**What you have to do**
Leave out the pictures and copy everything else in the records exactly.

**Working data**
※ ※ ※

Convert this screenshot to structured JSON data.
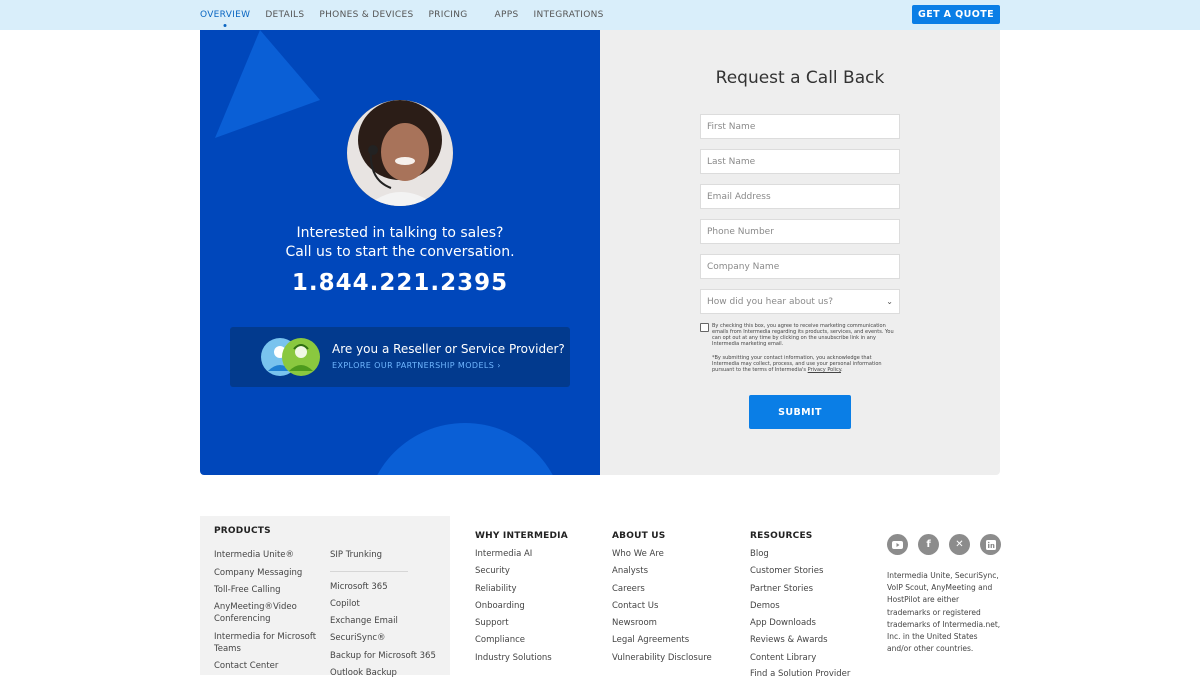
{
  "nav": {
    "links": [
      "OVERVIEW",
      "DETAILS",
      "PHONES & DEVICES",
      "PRICING",
      "APPS",
      "INTEGRATIONS"
    ],
    "cta": "GET A QUOTE",
    "accent_color": "#0a66c2"
  },
  "hero": {
    "line1": "Interested in talking to sales?",
    "line2": "Call us to start the conversation.",
    "phone": "1.844.221.2395",
    "reseller_title": "Are you a Reseller or Service Provider?",
    "reseller_link": "EXPLORE OUR PARTNERSHIP MODELS",
    "panel_color": "#0047bb"
  },
  "form": {
    "title": "Request a Call Back",
    "fields": {
      "first_name": "First Name",
      "last_name": "Last Name",
      "email": "Email Address",
      "phone": "Phone Number",
      "company": "Company Name",
      "source": "How did you hear about us?"
    },
    "consent": "By checking this box, you agree to receive marketing communication emails from Intermedia regarding its products, services, and events. You can opt out at any time by clicking on the unsubscribe link in any Intermedia marketing email.",
    "disclaimer": "*By submitting your contact information, you acknowledge that Intermedia may collect, process, and use your personal information pursuant to the terms of Intermedia's",
    "privacy_link": "Privacy Policy",
    "submit": "SUBMIT"
  },
  "footer": {
    "products": {
      "title": "PRODUCTS",
      "col1": [
        "Intermedia Unite®",
        "Company Messaging",
        "Toll-Free Calling",
        "AnyMeeting®Video Conferencing",
        "Intermedia for Microsoft Teams",
        "Contact Center"
      ],
      "col2": [
        "SIP Trunking",
        "Microsoft 365",
        "Copilot",
        "Exchange Email",
        "SecuriSync®",
        "Backup for Microsoft 365",
        "Outlook Backup"
      ]
    },
    "why": {
      "title": "WHY INTERMEDIA",
      "links": [
        "Intermedia AI",
        "Security",
        "Reliability",
        "Onboarding",
        "Support",
        "Compliance",
        "Industry Solutions"
      ]
    },
    "about": {
      "title": "ABOUT US",
      "links": [
        "Who We Are",
        "Analysts",
        "Careers",
        "Contact Us",
        "Newsroom",
        "Legal Agreements",
        "Vulnerability Disclosure"
      ]
    },
    "resources": {
      "title": "RESOURCES",
      "links": [
        "Blog",
        "Customer Stories",
        "Partner Stories",
        "Demos",
        "App Downloads",
        "Reviews & Awards",
        "Content Library",
        "Find a Solution Provider"
      ]
    },
    "social_icons": [
      "youtube-icon",
      "facebook-icon",
      "x-icon",
      "linkedin-icon"
    ],
    "trademark": "Intermedia Unite, SecuriSync, VoIP Scout, AnyMeeting and HostPilot are either trademarks or registered trademarks of Intermedia.net, Inc. in the United States and/or other countries."
  }
}
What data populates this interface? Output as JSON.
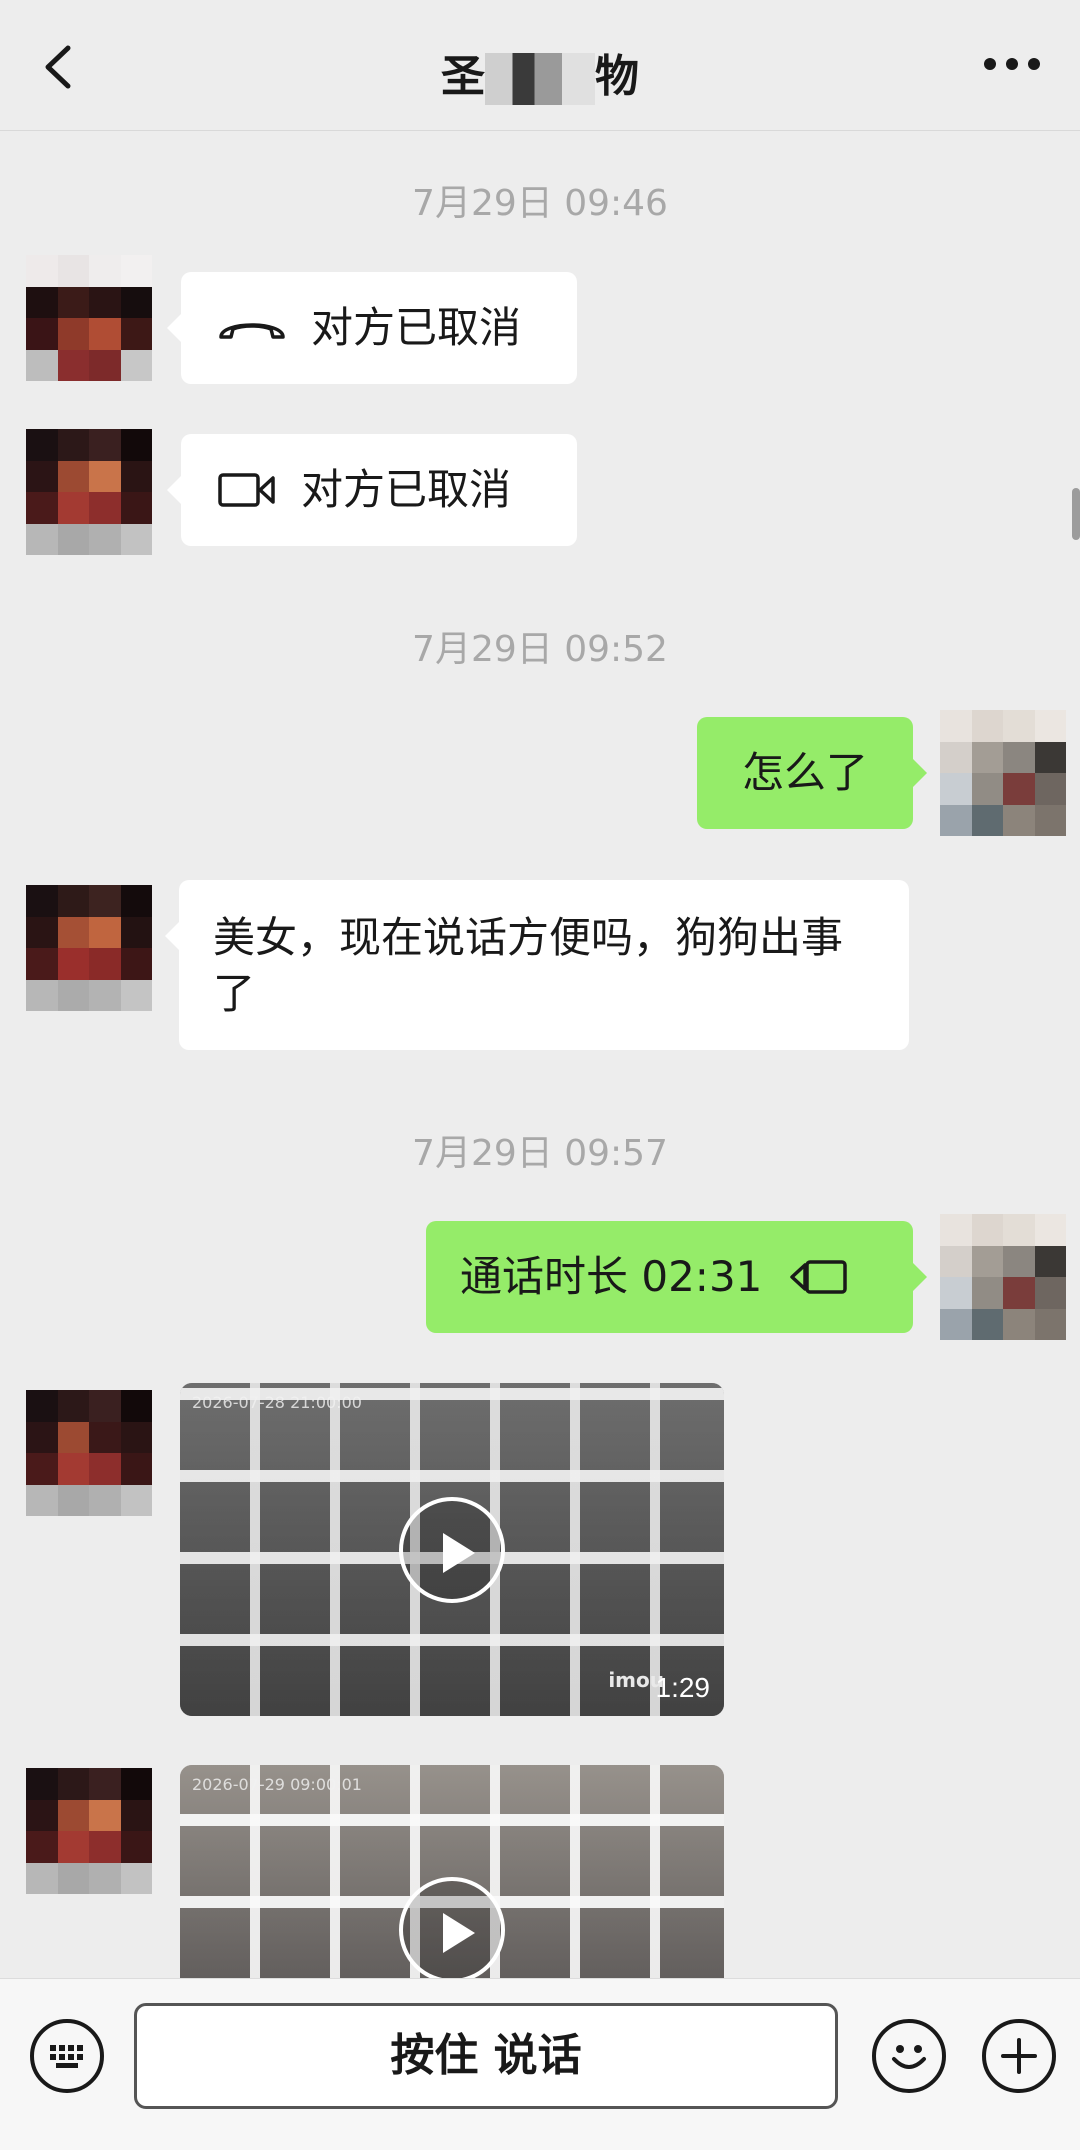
{
  "header": {
    "title_prefix": "圣",
    "title_suffix": "物"
  },
  "messages": {
    "time1": "7月29日 09:46",
    "call_voice": {
      "label": "对方已取消",
      "icon": "phone-icon"
    },
    "call_video": {
      "label": "对方已取消",
      "icon": "video-camera-icon"
    },
    "time2": "7月29日 09:52",
    "sent1": "怎么了",
    "recv1": "美女，现在说话方便吗，狗狗出事了",
    "time3": "7月29日 09:57",
    "sent_call": {
      "label": "通话时长 02:31",
      "icon": "video-camera-icon"
    },
    "video1": {
      "duration": "1:29",
      "watermark": "imou",
      "timestamp": "2026-07-28 21:00:00"
    },
    "video2": {
      "timestamp": "2026-07-29 09:00:01"
    }
  },
  "bottom_bar": {
    "voice_label": "按住 说话",
    "icons": [
      "keyboard-icon",
      "emoji-icon",
      "plus-icon"
    ]
  },
  "colors": {
    "background": "#ededed",
    "sent_bubble": "#95ec69",
    "received_bubble": "#ffffff",
    "time_text": "#a8a8a8"
  }
}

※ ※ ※

**Exercise response**
Convert this screenshot to structured JSON data.
{
  "nav": {
    "links": [
      "OVERVIEW",
      "DETAILS",
      "PHONES & DEVICES",
      "PRICING",
      "APPS",
      "INTEGRATIONS"
    ],
    "cta": "GET A QUOTE",
    "accent_color": "#0a66c2"
  },
  "hero": {
    "line1": "Interested in talking to sales?",
    "line2": "Call us to start the conversation.",
    "phone": "1.844.221.2395",
    "reseller_title": "Are you a Reseller or Service Provider?",
    "reseller_link": "EXPLORE OUR PARTNERSHIP MODELS",
    "panel_color": "#0047bb"
  },
  "form": {
    "title": "Request a Call Back",
    "fields": {
      "first_name": "First Name",
      "last_name": "Last Name",
      "email": "Email Address",
      "phone": "Phone Number",
      "company": "Company Name",
      "source": "How did you hear about us?"
    },
    "consent": "By checking this box, you agree to receive marketing communication emails from Intermedia regarding its products, services, and events. You can opt out at any time by clicking on the unsubscribe link in any Intermedia marketing email.",
    "disclaimer": "*By submitting your contact information, you acknowledge that Intermedia may collect, process, and use your personal information pursuant to the terms of Intermedia's",
    "privacy_link": "Privacy Policy",
    "submit": "SUBMIT"
  },
  "footer": {
    "products": {
      "title": "PRODUCTS",
      "col1": [
        "Intermedia Unite®",
        "Company Messaging",
        "Toll-Free Calling",
        "AnyMeeting®Video Conferencing",
        "Intermedia for Microsoft Teams",
        "Contact Center"
      ],
      "col2": [
        "SIP Trunking",
        "Microsoft 365",
        "Copilot",
        "Exchange Email",
        "SecuriSync®",
        "Backup for Microsoft 365",
        "Outlook Backup"
      ]
    },
    "why": {
      "title": "WHY INTERMEDIA",
      "links": [
        "Intermedia AI",
        "Security",
        "Reliability",
        "Onboarding",
        "Support",
        "Compliance",
        "Industry Solutions"
      ]
    },
    "about": {
      "title": "ABOUT US",
      "links": [
        "Who We Are",
        "Analysts",
        "Careers",
        "Contact Us",
        "Newsroom",
        "Legal Agreements",
        "Vulnerability Disclosure"
      ]
    },
    "resources": {
      "title": "RESOURCES",
      "links": [
        "Blog",
        "Customer Stories",
        "Partner Stories",
        "Demos",
        "App Downloads",
        "Reviews & Awards",
        "Content Library",
        "Find a Solution Provider"
      ]
    },
    "social_icons": [
      "youtube-icon",
      "facebook-icon",
      "x-icon",
      "linkedin-icon"
    ],
    "trademark": "Intermedia Unite, SecuriSync, VoIP Scout, AnyMeeting and HostPilot are either trademarks or registered trademarks of Intermedia.net, Inc. in the United States and/or other countries."
  }
}
What data populates this interface? Output as JSON.
{
  "header": {
    "title_prefix": "圣",
    "title_suffix": "物"
  },
  "messages": {
    "time1": "7月29日 09:46",
    "call_voice": {
      "label": "对方已取消",
      "icon": "phone-icon"
    },
    "call_video": {
      "label": "对方已取消",
      "icon": "video-camera-icon"
    },
    "time2": "7月29日 09:52",
    "sent1": "怎么了",
    "recv1": "美女，现在说话方便吗，狗狗出事了",
    "time3": "7月29日 09:57",
    "sent_call": {
      "label": "通话时长 02:31",
      "icon": "video-camera-icon"
    },
    "video1": {
      "duration": "1:29",
      "watermark": "imou",
      "timestamp": "2026-07-28 21:00:00"
    },
    "video2": {
      "timestamp": "2026-07-29 09:00:01"
    }
  },
  "bottom_bar": {
    "voice_label": "按住 说话",
    "icons": [
      "keyboard-icon",
      "emoji-icon",
      "plus-icon"
    ]
  },
  "colors": {
    "background": "#ededed",
    "sent_bubble": "#95ec69",
    "received_bubble": "#ffffff",
    "time_text": "#a8a8a8"
  }
}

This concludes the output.